Freshwater salmon hatcheries are land-based aquaculture facilities that breed, hatch and rear juvenile salmonids, which are then transferred to marine fish farms for on-growing.
About Salmon Hatcheries
Most salmon operators in Tasmania utilise land-based aquaculture facilities to breed, hatch and rear animals, before transporting salmon to marine farms for maturing and harvesting.
There are currently several hatcheries operating in Tasmania for the purpose of fish production, education research and development, recreational fisheries and commercial markets.
Salmon Hatchery Licensing
Salmon hatcheries are required to carry a licence, which contains conditions relating to the species of fish permitted to be grown, the location and size of the farm, the source of fish stock and requirements for disease management and the prevention of fish escapes.
Licence fees are based on the hatchery’s maximum standing biomass, which is grouped into three
- Category one: Standing biomass of greater than 100 tonnes
- Category two: Standing biomass greater than two tonnes but less than or equal to 100 tonnes
- Category three: Standing biomass equal to or less than two tonnes
Fish Farm Management Plans
To ensure that a hatchery is meeting high and consistent standards in relation to the environment, biosecurity and resource use, operators must implement a Fish Farm Management Plan.
A Fish Farm Management Plan details the policies and procedures an operation must implement, which covers:
- operational biosecurity procedures
- biosecurity incident and emergency procedures
- equipment and vehicles
- staff, contractors and visitors
- access to, and movement in, the fish farm
- fish feed
- quarantine and testing areas

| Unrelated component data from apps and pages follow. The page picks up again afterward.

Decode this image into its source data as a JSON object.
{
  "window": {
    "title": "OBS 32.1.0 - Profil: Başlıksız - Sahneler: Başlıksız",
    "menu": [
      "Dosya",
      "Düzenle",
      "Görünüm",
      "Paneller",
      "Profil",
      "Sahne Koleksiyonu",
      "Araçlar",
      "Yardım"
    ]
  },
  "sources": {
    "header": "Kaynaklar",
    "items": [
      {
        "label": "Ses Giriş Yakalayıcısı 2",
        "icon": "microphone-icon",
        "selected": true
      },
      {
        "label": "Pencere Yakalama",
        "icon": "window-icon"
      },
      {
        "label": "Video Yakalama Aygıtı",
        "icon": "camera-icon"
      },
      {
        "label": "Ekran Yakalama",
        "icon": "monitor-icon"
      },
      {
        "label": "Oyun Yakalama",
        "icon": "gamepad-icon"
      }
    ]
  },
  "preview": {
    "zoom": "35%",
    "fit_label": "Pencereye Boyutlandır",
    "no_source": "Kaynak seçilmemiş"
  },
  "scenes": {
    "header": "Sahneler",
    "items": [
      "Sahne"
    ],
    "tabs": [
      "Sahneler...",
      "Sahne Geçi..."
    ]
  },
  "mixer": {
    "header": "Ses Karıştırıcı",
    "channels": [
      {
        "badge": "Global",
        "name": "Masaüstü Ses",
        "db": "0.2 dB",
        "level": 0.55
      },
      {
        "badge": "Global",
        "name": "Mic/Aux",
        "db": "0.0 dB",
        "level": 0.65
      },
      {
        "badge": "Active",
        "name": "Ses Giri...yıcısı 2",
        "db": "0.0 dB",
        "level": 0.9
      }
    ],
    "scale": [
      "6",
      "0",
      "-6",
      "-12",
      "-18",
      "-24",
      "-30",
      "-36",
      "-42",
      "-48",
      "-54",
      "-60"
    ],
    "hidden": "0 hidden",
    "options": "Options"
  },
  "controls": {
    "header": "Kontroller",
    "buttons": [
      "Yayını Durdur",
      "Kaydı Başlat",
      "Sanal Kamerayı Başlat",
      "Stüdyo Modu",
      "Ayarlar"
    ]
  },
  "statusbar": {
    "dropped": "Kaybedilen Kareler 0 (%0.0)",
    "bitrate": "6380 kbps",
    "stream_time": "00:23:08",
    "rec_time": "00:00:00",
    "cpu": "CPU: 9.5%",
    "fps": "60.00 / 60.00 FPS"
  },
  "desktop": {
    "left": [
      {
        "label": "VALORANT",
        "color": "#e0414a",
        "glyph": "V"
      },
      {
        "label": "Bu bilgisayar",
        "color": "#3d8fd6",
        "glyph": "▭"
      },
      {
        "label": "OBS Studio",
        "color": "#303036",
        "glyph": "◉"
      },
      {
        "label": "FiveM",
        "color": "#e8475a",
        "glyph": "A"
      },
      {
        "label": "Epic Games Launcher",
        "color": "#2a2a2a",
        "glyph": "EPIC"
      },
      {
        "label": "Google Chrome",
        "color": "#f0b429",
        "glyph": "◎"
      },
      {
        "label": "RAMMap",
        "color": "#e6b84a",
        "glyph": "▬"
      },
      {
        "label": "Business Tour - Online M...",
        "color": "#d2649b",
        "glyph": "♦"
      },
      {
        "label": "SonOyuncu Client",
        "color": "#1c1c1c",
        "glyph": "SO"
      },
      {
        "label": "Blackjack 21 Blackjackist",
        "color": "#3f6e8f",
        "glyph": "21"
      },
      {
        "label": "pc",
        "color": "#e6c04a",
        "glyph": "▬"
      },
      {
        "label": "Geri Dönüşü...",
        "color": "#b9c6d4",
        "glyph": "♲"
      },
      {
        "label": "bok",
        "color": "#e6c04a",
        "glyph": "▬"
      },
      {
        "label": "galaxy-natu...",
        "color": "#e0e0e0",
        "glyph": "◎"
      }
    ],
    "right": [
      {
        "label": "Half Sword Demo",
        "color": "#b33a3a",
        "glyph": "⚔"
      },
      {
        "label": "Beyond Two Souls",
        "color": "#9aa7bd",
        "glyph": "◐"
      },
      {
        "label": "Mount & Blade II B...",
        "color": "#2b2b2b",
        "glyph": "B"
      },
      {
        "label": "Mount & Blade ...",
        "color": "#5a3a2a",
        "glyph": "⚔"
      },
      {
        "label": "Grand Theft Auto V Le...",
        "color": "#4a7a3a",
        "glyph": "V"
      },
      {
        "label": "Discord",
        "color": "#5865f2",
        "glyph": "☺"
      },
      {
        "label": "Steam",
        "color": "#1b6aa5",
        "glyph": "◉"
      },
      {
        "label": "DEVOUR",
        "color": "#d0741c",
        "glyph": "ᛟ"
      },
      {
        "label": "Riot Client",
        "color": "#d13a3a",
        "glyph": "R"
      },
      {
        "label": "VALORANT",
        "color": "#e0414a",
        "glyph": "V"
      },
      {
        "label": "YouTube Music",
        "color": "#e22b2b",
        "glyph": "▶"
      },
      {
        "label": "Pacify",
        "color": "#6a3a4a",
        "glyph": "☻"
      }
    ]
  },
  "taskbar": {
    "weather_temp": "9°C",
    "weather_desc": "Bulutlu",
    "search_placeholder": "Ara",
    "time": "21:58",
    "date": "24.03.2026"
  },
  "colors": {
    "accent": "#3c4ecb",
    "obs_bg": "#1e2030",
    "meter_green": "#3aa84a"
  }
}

- prevention of escapes and incidental transfers.
A Fish Farm Management Plan is developed and approved alongside the fish farm licensing process.